Explore the future of biometrics as IIT Madras researchers develop a unique system to identify individuals based on their breathing patterns, promising a revolution in smartphone unlocking and medical diagnostics.

Unlock Your Phone with Just a Breath: IIT's Groundbreaking Tech

Tuesday January 30, 2024,

2 min Read

Researchers at the Indian Institute of Technology (IIT) Madras have been working on a fascinating new way to identify people: by using the patterns of their breath. This idea could change how we unlock our phones and access secure places.

The key to this technology lies in the way we breathe out. Every person has a unique way of exhaling air, which creates specific turbulence patterns. The IIT Madras team, led by Prof. Mahesh Panchagnula, has developed a method to capture these unique patterns and use them as a biometric signature, similar to how fingerprints are used today.

They conducted tests with breath samples from 94 people and found that their system could correctly confirm the person's identity with an impressive accuracy of 97%. However, when it came to identifying someone without knowing who they were beforehand, the accuracy was around 50%. This means the technology is great at confirming if someone is who they claim to be, but it still needs improvement in recognising people without any prior information.

What makes this research exciting is its potential beyond just unlocking phones. It could play a significant role in personalised medicine. Since the way we breathe can give insights into our health, this technology could help doctors tailor treatments to individual patients more effectively.

In a similar study at Kyushu University in Japan, researchers developed an "artificial nose" system that identifies people based on how their breath smells. This system showed a high accuracy rate of 97.8% in identifying individuals. However, this method currently requires people to fast for six hours before testing, indicating that it still needs to be refined to be more practical for everyday use.

These advancements in using human breath for identification are not just about adding another cool feature to our smartphones. They represent a significant step forward in biometric technology, which could have far-reaching implications in security, medicine, and personal technology.
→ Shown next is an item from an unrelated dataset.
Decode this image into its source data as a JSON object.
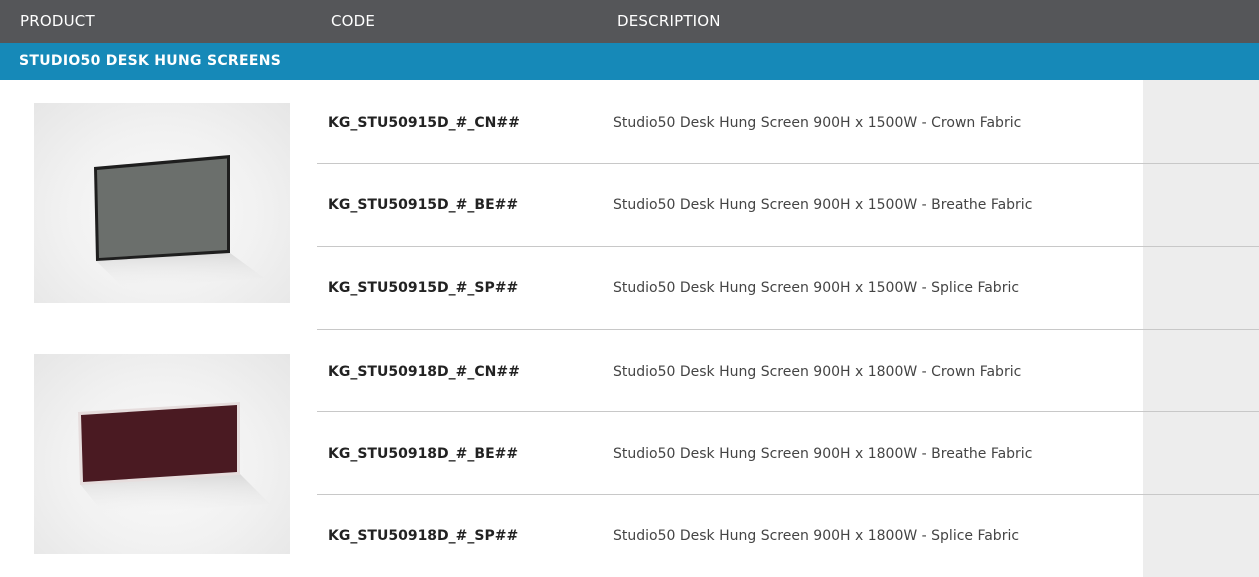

This research at IIT Madras and Kyushu University is pioneering a new way of using the unique patterns of our breath for identification purposes, potentially revolutionising how we interact with technology and receive medical care